How to Support an Employee Coping with a Loss in the Family

Helping Employees During Tough Times

Coping with the loss of a loved one is terribly hard. There are so many moving parts that one has to navigate, and your job is a part of that equation. As an employer, there will be instances where an unfortunate circumstance falls on the shoulders of one of your employees. Immediate supervisors can lend a hand in helping a grieving employee through their tough time. Here are a few ways leaders can support an employee coping with a loss in the family, or really, any loved one.

Be a resource

Your team member is going to need some time off. How much time off they receive is dependent upon your bereavement/PTO policy. While there are getting their personal life sorted, partner with your HR department and gather the necessary information your employee will need, such as amount of PTO accrued and documents for a leave of absence, among others. Chances are they have to deal with the details of a funeral or service, so by providing them the information, you’ve saved them from having to complete an additional task.

Be a leader

Knowing that an employee will be out of the office is only half of the equation. The other is to ensure that their workload is covered for the duration of their leave. Delegate assignments amongst the rest of your team and if time permits, roll up your sleeves and help out a bit. It shows that everyone is on board with supporting his or her coworker in need. Plus, your employee won’t have to worry about being overwhelmed with a pile of work when they return.

Be supportive

Prior to their return, talk with your team in regards to how they communicate with their grieving coworker. Respect of boundaries is critical in this trying time, and sensitivity may not be a strong trait for everyone. Be sure to steer clear of any intrusive/blunt questions. and allow them to focus on their work, as it will probably be a welcomed distraction from the tragedy they endured. In any case, this will be the time where you will rally behind your core culture to step in and support your employee to the best of your ability.

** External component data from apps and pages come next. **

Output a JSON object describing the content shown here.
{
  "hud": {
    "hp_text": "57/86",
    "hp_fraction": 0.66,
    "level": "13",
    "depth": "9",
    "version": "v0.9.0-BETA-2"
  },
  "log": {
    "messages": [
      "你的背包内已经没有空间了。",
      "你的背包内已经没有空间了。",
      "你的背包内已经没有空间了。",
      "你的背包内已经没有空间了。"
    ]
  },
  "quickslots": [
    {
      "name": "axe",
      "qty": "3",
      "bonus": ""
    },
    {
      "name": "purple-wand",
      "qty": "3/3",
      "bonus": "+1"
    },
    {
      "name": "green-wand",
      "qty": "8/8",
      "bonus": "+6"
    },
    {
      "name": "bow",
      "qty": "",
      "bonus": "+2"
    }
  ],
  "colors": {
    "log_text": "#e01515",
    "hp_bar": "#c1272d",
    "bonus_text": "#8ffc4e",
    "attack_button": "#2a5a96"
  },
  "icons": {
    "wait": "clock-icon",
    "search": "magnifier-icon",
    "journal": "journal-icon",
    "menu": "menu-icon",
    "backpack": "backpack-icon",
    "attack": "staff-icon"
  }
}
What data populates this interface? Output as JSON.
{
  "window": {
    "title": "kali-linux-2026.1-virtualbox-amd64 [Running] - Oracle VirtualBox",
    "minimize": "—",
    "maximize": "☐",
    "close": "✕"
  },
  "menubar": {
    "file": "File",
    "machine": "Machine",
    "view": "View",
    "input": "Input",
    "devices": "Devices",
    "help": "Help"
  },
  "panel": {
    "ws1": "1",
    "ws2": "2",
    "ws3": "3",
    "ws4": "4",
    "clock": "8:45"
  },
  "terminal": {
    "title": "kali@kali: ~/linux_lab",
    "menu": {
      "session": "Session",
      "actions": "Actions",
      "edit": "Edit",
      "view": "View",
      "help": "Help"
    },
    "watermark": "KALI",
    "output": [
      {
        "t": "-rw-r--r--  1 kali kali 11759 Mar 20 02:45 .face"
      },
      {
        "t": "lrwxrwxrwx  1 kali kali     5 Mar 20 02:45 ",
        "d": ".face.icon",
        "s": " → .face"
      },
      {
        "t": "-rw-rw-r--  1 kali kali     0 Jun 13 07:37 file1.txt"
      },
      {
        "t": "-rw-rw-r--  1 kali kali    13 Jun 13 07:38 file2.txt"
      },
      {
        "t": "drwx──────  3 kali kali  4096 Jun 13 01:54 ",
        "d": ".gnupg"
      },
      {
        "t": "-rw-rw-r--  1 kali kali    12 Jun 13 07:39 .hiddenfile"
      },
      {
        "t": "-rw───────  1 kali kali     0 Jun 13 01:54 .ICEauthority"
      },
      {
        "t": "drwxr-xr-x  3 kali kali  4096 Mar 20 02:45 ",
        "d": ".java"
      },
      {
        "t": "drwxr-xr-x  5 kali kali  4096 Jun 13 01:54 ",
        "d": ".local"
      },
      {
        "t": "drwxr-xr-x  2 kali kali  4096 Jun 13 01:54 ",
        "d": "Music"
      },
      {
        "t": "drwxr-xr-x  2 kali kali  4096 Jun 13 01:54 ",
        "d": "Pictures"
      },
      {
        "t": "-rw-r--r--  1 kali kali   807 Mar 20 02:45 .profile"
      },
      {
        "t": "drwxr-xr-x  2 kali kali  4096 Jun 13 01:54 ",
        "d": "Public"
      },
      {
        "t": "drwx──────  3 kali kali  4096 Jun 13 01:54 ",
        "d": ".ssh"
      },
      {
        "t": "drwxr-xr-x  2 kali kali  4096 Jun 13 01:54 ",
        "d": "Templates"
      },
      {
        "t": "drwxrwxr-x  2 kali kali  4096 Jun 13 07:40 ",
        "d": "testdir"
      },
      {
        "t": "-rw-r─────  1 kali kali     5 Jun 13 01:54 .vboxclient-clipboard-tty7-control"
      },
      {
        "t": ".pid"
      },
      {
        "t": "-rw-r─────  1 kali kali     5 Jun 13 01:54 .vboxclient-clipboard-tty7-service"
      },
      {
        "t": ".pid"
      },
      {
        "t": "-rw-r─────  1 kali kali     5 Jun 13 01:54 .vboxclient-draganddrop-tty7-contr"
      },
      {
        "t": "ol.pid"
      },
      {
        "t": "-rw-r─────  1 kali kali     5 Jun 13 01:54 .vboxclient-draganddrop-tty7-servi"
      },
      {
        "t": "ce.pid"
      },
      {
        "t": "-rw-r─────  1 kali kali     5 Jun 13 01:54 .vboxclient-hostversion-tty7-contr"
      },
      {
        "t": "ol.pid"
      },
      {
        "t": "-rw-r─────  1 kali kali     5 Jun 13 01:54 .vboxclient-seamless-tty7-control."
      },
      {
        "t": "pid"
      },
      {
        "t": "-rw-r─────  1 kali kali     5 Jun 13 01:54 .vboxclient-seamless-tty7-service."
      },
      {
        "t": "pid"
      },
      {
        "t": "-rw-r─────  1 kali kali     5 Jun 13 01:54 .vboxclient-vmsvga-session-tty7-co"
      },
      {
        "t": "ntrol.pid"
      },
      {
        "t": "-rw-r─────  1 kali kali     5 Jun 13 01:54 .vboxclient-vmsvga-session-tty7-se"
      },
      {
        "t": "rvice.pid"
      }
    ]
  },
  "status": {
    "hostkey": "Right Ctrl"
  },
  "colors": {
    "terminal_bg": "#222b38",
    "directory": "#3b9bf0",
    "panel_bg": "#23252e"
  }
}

The death of a loved one is a difficult and sensitive time for those who have gone through it. In addition to having to say goodbye to someone they care about, the employee has to keep navigating the various parts of their life. Though you can’t change the outcome, you can make the transition back to work as painless as possible by being proactive and getting support for the rest of your team. You’ll establish a caring culture while being there for your people when they need you the most.